Planehook Aviation Services has launched the premier edition of “General Aviation Security,” a quarterly digest-size magazine. The magazine is available via download (free) or printed ($5 – email request). Story titles include: “Can You Eat a Whole Cow? Sure… one bite at a time!”, “Risk as Dollars and Cents,” and “Got Security?” The publication has 22 stories in total and is the work of Planehook President David Hook. David has written on GA security for General Aviation News.
Jamie Beckett is a CFI and A&P mechanic who stepped into the political arena in an effort to promote and protect GA at his local airport.
The conversation turned to the TSA at my morning coffee gathering today. Pretty much everyone at the table flies for business or pleasure, at least occasionally. So it is no wonder that scattered amongst the chatter about local, state, and federal government shenanigans, the recently implemented grope-fest going on at airports all across the United States should come up.

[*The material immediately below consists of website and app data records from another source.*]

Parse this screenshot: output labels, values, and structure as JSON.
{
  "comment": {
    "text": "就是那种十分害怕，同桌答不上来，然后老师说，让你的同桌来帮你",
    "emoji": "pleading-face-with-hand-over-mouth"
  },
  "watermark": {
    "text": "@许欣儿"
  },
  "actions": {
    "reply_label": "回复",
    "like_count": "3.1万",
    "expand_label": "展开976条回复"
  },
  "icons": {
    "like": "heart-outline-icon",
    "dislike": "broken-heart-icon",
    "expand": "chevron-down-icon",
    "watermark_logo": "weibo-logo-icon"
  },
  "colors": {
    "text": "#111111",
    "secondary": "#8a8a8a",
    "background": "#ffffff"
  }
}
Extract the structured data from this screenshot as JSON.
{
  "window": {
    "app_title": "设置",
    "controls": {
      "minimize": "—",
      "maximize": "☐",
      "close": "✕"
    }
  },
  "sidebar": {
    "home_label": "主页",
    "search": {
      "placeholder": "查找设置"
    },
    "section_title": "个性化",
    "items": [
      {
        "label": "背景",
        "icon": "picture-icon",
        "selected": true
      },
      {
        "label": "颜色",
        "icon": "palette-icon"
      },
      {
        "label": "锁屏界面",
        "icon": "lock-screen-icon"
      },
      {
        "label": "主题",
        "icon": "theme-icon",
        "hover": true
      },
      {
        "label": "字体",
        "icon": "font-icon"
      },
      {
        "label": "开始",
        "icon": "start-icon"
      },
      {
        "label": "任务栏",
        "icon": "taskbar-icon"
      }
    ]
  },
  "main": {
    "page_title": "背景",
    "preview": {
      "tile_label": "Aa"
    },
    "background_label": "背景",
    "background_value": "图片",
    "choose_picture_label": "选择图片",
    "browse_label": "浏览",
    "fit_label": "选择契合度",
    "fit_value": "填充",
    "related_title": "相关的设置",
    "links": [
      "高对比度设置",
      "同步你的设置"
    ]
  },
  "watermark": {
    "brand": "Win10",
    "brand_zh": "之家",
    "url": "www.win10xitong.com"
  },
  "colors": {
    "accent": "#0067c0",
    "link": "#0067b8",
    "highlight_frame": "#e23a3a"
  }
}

Opinions differed as to how each person felt about the latest security measures. Eventually the focus shifted to me, the pilot in the group. Which caused me to admit publicly what I seldom speak of. The truth is this: I don’t fly commercial. Not ever. Not for any reason. I just don’t. [Read more…]
Jamie Beckett is a CFI and A&P mechanic who stepped into the political arena in an effort to promote and protect GA at his local airport. You can reach him at Jamie@GeneralAviationNews.com.
The suggestion that aviation has changed over the past several decades will surprise no one. It obviously has. However, the disparity between the positive change, and the debatable change, is worthy of public discussion. So why not get the ball rolling here? [Read more…]
Like so many GA airports, mine faced a problem that was brought into sharp focus by the recent capture in Santa Barbara of those two wily desperados, John and Martha King. If nothing else the incident made it clear that emergency response workers (including police, fire and EMT crews) do not necessarily have a clear view of how aviation works on a day-to-day basis. Certainly the differences between VFR and IFR operations were not well understood on the law enforcement side of the equation.
The news is bad. When two of the nicest, friendliest, most competent people on the planet (and yes, I speak of John and Martha King) find themselves victimized by law enforcement based on sloppy investigative practices, you have no choice but to ask, “Who is safe from this sort of short-sighted, narrow-minded, over-zealous security that has so obviously run amok?” Sadly, the obvious answer is, nobody. But that’s not the burning question at this point. The real issue is, what are you gonna do about it?